Valley Bank of Kalispell didn't enter the investment products business by choice.
In 1988, A.J. "Jack" King realized he had to stop people from withdrawing deposits from his Montana bank and putting them in higher- yielding mutual funds.
"We were seeing an exodus of about a quarter of a million dollars a week," said Mr. King, president of the $105 million-asset bank. "We had to do something."
And that meant hiring Thomas E. Gunderson, who had already persuaded dozens of Midwest bankers that they could battle the brokerage firms.
Mr. Gunderson is president and chief executive officer of Investment Centers of America, a 15-year-old Bismarck, N.D., firm that runs investment products sales programs for 250 community banks in 22 states.
Starting out with just a handful of North Dakota bankers as clients, the third-party marketing firm pushed mutual funds, annuities, stocks, and bonds in some of the nation's smallest towns.
Investment Centers of America and its sister company, Invest Financial Corp., Tampa, were bought last year by Nashville-based First American Corp.
Mr. Gunderson said the deal did not affect his company's strategy of targeting towns in the country's midsection where Merrill Lynch doesn't want to tread. Investment Centers of America does go head-to-head with Edward D. Jones & Co., the St. Louis-based investment house. "We just like to say we're Edward Jones inside of a bank," Mr. Gunderson said.
A bank's size isn't important, he said. What matters is a community's demand for investment products.
Still, neither Merrill Lynch nor Edward Jones need fear community banks just yet. Currently, fewer than 10% of the roughly 7,000 banks with less than $500 million of assets sell investment products.
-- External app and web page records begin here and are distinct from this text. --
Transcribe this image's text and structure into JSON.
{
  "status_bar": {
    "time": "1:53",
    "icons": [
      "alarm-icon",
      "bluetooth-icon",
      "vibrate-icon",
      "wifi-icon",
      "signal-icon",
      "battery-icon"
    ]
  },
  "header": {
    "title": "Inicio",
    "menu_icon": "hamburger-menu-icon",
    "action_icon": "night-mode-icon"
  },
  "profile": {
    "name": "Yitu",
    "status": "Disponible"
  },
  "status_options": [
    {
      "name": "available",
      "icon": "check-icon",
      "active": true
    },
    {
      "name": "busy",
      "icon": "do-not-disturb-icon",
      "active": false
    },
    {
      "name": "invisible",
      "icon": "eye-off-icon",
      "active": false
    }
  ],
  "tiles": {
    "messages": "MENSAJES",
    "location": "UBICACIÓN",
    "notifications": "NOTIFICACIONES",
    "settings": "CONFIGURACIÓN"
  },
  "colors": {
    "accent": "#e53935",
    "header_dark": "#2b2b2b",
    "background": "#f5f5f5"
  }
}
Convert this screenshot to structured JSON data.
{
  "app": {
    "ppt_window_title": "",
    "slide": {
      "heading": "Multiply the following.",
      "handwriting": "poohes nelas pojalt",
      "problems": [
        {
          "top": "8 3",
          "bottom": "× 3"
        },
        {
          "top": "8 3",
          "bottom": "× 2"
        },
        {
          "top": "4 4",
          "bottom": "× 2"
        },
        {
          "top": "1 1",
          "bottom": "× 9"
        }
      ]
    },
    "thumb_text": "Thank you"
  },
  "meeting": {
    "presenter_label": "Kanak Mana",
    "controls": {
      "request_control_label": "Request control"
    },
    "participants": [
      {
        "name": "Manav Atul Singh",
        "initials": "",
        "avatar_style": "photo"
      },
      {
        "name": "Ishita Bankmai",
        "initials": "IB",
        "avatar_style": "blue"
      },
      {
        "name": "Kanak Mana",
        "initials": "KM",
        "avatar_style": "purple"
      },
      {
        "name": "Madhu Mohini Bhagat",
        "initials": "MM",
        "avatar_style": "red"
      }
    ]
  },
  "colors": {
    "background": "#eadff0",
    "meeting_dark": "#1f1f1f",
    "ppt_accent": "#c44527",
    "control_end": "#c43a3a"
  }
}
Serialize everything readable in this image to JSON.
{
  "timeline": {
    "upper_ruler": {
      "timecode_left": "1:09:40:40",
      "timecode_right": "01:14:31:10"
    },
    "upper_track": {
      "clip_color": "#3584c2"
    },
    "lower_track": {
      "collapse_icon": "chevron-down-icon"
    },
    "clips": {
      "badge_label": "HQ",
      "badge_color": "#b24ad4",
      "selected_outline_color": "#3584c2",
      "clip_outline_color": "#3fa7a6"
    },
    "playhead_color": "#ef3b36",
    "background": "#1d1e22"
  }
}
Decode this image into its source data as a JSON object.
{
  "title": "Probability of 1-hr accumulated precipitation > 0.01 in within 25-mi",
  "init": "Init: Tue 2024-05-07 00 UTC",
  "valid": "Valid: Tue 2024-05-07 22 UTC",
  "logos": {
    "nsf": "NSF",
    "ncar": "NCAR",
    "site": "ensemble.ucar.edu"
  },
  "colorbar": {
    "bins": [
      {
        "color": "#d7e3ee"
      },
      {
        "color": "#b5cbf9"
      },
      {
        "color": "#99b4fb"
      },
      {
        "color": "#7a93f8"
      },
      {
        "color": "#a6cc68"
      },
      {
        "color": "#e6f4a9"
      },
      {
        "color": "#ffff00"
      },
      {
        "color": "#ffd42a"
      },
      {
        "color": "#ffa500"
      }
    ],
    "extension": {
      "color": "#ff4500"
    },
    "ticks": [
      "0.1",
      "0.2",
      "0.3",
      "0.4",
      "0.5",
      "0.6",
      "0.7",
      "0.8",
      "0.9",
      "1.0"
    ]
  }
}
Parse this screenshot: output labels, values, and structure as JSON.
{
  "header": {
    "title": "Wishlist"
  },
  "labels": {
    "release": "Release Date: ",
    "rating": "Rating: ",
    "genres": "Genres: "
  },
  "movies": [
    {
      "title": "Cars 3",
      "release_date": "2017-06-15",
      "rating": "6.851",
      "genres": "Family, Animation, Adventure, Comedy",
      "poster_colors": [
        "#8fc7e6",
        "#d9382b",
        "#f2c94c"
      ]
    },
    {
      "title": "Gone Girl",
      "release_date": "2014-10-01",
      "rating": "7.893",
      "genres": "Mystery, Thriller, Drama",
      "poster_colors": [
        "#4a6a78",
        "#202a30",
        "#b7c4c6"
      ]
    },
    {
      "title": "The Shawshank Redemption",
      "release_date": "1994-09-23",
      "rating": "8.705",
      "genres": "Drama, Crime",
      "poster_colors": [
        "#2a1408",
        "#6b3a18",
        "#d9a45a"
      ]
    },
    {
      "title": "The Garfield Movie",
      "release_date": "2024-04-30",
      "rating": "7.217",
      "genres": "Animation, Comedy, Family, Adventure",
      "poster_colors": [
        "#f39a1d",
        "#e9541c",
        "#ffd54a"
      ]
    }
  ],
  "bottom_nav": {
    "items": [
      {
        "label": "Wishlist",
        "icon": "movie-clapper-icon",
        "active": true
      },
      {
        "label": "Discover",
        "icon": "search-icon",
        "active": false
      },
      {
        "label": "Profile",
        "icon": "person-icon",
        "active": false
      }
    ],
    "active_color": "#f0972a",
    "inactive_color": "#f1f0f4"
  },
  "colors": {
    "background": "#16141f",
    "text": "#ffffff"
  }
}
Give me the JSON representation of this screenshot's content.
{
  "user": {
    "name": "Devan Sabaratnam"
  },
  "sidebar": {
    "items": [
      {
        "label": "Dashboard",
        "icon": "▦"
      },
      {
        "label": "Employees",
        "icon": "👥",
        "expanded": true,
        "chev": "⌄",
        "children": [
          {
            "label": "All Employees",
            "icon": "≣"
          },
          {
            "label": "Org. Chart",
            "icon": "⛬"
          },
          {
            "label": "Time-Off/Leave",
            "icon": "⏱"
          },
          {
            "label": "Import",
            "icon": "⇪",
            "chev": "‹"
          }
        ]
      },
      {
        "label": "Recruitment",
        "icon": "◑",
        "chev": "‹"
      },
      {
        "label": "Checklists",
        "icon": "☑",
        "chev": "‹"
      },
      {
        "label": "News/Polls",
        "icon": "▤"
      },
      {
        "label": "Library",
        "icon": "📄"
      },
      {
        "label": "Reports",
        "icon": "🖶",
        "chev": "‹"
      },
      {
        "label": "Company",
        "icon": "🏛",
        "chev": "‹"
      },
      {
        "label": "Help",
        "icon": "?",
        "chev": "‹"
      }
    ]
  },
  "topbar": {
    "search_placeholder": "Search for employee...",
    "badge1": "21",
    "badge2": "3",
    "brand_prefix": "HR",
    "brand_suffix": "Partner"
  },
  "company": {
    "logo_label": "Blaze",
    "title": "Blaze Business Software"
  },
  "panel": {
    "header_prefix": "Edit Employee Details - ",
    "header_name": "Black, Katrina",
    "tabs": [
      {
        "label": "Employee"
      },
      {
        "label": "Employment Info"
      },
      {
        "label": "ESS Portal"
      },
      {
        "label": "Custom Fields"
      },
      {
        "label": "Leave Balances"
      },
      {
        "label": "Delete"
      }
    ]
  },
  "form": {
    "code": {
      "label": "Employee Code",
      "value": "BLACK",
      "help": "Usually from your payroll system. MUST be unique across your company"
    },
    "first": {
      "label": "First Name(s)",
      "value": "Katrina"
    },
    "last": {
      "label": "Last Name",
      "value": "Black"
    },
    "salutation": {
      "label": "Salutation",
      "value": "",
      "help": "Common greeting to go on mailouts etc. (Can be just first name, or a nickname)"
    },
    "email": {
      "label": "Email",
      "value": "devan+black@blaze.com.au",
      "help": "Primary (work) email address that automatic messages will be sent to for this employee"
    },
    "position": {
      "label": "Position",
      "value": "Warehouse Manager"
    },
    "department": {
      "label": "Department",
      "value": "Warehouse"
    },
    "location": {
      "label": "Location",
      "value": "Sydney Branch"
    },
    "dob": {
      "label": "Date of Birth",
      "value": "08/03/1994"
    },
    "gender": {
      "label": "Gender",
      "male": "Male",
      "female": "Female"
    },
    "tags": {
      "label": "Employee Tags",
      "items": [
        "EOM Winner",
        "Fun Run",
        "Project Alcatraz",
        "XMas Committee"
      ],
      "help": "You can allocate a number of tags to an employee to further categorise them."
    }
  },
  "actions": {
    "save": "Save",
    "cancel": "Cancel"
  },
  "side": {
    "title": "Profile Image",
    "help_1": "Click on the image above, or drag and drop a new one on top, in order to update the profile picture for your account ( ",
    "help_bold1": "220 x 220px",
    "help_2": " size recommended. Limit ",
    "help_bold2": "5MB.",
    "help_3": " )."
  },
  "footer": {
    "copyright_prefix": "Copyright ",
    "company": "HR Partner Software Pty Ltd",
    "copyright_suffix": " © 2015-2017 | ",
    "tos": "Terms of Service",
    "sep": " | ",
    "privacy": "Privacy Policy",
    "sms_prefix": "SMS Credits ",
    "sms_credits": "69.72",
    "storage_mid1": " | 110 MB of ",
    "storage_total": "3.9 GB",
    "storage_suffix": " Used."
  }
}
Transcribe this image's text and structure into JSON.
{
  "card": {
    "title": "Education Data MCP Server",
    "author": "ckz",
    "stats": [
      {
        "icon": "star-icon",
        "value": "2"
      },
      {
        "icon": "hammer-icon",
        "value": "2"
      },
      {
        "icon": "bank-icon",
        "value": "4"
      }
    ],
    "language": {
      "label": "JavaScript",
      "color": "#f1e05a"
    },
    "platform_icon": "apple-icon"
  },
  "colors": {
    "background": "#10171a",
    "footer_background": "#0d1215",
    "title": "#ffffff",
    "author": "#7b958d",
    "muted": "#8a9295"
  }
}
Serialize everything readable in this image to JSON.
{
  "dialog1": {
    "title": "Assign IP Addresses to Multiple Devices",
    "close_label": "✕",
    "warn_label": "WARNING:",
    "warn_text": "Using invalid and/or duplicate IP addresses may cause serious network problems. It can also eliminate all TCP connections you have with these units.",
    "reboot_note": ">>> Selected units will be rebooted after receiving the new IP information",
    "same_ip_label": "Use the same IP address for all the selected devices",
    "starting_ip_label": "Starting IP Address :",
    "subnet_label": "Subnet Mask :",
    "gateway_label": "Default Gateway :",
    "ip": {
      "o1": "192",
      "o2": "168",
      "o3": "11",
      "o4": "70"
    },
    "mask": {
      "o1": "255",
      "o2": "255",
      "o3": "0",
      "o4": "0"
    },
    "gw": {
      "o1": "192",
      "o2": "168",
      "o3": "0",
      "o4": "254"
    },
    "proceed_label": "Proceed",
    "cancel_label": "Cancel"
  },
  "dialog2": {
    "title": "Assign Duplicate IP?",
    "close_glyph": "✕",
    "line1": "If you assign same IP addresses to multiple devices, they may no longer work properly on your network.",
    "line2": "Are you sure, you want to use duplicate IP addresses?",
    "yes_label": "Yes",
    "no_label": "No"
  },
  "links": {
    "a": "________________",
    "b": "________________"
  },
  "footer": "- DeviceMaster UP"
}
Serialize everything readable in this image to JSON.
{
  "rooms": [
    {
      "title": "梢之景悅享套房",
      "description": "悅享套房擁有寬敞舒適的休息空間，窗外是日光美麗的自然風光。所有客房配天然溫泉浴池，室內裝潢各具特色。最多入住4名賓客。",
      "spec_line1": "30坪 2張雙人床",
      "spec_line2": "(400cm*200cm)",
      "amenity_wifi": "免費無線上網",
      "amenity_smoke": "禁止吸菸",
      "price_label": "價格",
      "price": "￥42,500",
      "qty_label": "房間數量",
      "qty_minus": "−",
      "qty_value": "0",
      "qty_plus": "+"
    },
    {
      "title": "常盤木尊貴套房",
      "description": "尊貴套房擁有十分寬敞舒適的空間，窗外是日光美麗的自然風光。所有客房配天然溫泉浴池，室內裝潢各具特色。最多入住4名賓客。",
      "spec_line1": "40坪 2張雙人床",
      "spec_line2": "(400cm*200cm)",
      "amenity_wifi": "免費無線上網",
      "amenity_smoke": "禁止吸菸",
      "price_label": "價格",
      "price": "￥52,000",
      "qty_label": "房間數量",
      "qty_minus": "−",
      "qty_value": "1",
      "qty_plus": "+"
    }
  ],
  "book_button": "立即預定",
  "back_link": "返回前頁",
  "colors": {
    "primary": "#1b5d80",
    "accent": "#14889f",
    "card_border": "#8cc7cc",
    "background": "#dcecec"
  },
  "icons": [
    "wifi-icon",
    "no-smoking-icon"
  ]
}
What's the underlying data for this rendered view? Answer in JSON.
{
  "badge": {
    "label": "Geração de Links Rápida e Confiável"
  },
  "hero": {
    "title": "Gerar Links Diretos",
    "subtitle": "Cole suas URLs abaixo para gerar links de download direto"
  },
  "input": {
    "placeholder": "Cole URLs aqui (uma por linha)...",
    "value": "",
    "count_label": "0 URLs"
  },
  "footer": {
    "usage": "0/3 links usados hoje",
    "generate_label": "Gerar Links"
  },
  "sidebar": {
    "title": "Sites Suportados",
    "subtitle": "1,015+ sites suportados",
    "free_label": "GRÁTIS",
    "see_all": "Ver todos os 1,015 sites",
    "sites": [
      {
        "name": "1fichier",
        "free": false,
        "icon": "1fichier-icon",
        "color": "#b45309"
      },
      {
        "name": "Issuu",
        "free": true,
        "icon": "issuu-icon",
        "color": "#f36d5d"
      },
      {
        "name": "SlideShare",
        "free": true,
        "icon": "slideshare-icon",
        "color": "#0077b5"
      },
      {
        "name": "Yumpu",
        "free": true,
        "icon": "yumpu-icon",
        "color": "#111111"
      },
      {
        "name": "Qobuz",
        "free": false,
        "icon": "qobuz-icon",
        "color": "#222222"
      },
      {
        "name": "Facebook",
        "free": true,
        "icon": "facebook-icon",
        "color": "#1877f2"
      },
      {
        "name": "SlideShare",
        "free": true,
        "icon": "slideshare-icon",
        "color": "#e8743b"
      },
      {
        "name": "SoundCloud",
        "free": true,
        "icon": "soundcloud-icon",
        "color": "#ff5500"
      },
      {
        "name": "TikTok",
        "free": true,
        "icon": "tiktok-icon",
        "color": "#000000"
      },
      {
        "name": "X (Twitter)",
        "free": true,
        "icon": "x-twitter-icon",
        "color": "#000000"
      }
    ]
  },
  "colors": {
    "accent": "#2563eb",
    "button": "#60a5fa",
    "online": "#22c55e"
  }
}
But community banks are increasingly discovering that they're losing deposits to uninsured investments. Often, it's a big city investment firm or even a larger commercial bank luring customers away with promises of higher yields.
And when customers leave, they take away with them the community bank's bread and butter.
"In today's world, the brokerage companies will also take the person's checking and money market account," said David E. Broyles, president of First National Bank in Alamosa, Colo. The $125 million-asset bank started selling mutual funds through Mr. Gunderson's firm in 1993.
Mr. Gunderson said he's signed up about two banks a month since 1982-and the business is still growing. His clients now average about $175,000 of gross revenue a year from investment product sales, he said, compared with an average of $80,000 five years ago.
Community banks lease space to Investment Centers of America, which pays rent on the basis of fees earned.
Mr. Gunderson estimated that it costs about $25,000 for a community bank to start an investment program through his firm.